A groove in search of dancers and certain to find some, a party with no zip code, Red Baraat is as New York as Honey & Salt; no, more so. They’re international, and therefore, Brooklyn; from how they rev up North Indian bhangra beats to a muscular, mighty funk, to how they play like a condensed series of United Nations mixers. Founder-leader Sunny Jain plays the dhal drum strapped to his belly alongside a turbaned trumpeter, a saxophonist, a drummer and a guitarist. And, did I mention: a Sousaphone?
The crowd under the tent before the Wood was about levitating when I got there; in fact, Red Baraat made everybody jump up and down. Soon they invited three fans onstage in a dance contest. Spotting a contestant handing off his drink, Jain yelled, “No, bring the beer! And bring me one!” They got everybody swinging arms overhead, dervish-spinning, doing The Writhe. It was three chords and joy-sweat – and a lot to do with the Sousaphone, huffed big by John Altieri.
Con Tumbao was to play the 2020 festival, which didn’t fest, but Melnick brought them back as soon as he could: an all-star Latin jazz crew of three horns, two percussionists, drums, keyboard and singer Isaac Delgado. Pedrito Martinez co-starred, playing congas up front and singing. Everything was tight, but not everything relied on stereotypical Latin jazz beats and chords. They played familiar-sounding styles, but made with fresh ingredients, and they wowed, start to finish.

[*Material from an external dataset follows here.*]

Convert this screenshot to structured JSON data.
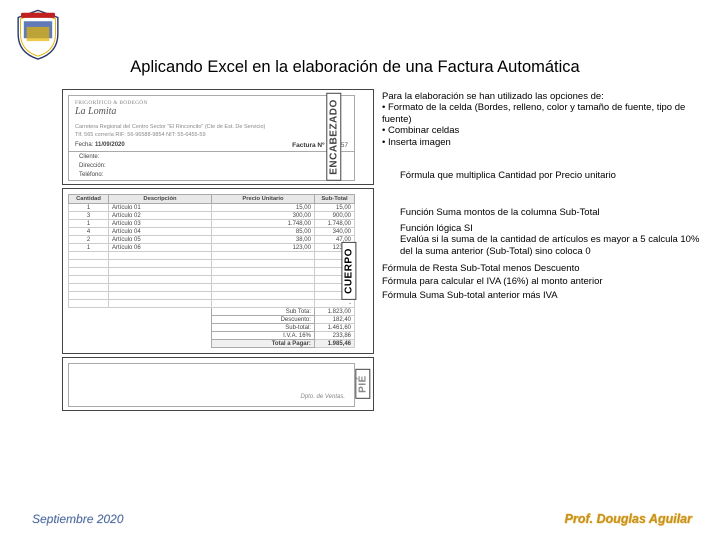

Organist-bandleader-hitmaker Booker T. Jones finished on Saturday, dusting off 1960s radio classics with calm, precise assurance. Like Con Tumbao, Jones’s “Stax Revue” featured three horns, but often relied on the MGs format with Jones playing organ with guitarist-son Ted Jones, drummer Guy Dennis and bassist Melvin Brannon. They eased into their 90-plus-minute closing set with the spaghetti-western theme “Hang ‘Em High,” then turned the calendar back even further to Jones’s friend Carla Thomas’s “Gee Whiz” which inspired him to make music, too. Then it was a live highlight film of Memphis soul and blues, with a strong “Born Under a Bad Sign,” written the night before Albert King recorded it. Instrumentals – “Hip Hung Her,” “Green Onions” of course, a fervent “Summertime,” “Time Is Tight” – rode alongside big vocals on “Knock on Wood,” “Respect,” “In the Midnight Hour,” Mr. Big Stuff,: “Try a Little Tenderness,” “Soul Man,” “The Thrill is Gone” – in an expert human jukebox throw-down.
The thing with “can’t-miss” songs that everybody knows/loves is that you better not miss with them since everybody knows/loves them. Not a problem for Jones. He and his state-of-the-soul band brought more rocking glee than reverence to these tunes; so he stretched a few, from their 2:30 max at Stax Records to seven minutes for “Green Onions” and starting “Time is Tight” in a slow, sweet simmer before turning up the heat.
The crowd was happy, friendly, having fun, erecting a tent village on the flat lawn above the sloping bowl just outside the amphitheater – you know: the Main. Tenting the audience area at the Wood seemed to hold the crowd in place there, more than when it was sun-splashed. Big throngs stayed there all day, with the audience fluctuating before the Main.
We all know Yogi Berra famously said “When you come to a fork in the road, take it;” but who knows what fork he – or we – would take in choosing between Amina Figarova’s Sextet and Craig Handy & 2nd Line Smith?
No wrong choice, there.